Starting in 2013, the FACTS survey was initiated to address and quantify the deficit in equal opportunity and visibility for female artists in the electronic music scene. The result of the 2013 FACTS survey indicated that barely 10% of artists listed in festival line-ups worldwide are female–and opened up an international discussion about the state of women in electronic music. In 2015, we conducted the survey anew. Although the inequities within the industry had become a popular topic of debate since the 2013 edition, the 2015 FACTS survey demonstrated the continued lack of women on music festival line-ups.
While this phenomenon is receiving more media coverage today than ever before, we believe that measuring trends through the FACTS survey is necessary to understand the true state of inequity in the electronic music scene and to hold decision-makers accountable within the industry.
We embarked on FACTS 2017 with the goal of assessing the female-male-mixed [i.e., acts comprised of both male and female artists] gender proportions among artists performing at music festivals in the years 2015, 2016 and the first half of 2017 with a focus on the year 2016. Even though we included many new festivals for this year’s edition, our emphasis remains on the regions of Europe and North America. In gathering data from these years, we aim to assess both time trends from 2012 to 2017 and country specific female-male-mixed gender proportions. With 229 festival editions, it is the most comprehensive FACTS survey yet.

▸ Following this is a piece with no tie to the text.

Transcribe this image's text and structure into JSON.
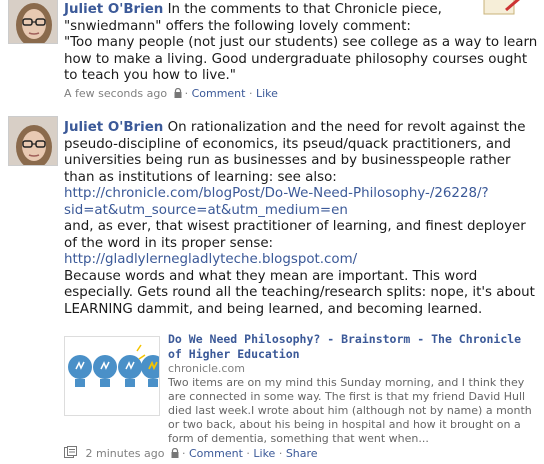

For this year’s FACTS survey, our team asked each one of the included festivals to participate by submitting their own numbers. Twelve of the 133 festivals responded and filled out our data collection form.
In surveying more festivals in more countries than ever before, we may see the extent to which inequity is a systemic issue. Structural sexism perpetuates inequality by creating barriers and disincentives for women, which limits women’s success in the arts to genres and media aligned with the status quo.
Although progress is certainly being made with respect to the visibility of women in the industry since the 2013 FACTS survey, we are reminded that mere coverage or visibility can not substitute for systematic change. Cultural change is indeed happening, as we see overt sexism and prejudices “called out”, but structural change is necessary to truly addressing underrepresentation. As musicologist Elizabeth Keenan argues, solutions must simultaneously address gaps in education and access for female artists.
Our FACTS survey, like the female:pressure network, is the result of grassroots activism–conducted independently from any for-profit organization and without external funding. The 2017 edition of the survey was undertaken by six core volunteers, nicknamed the “Trouble Makers,” with the aid of seventeen helpers.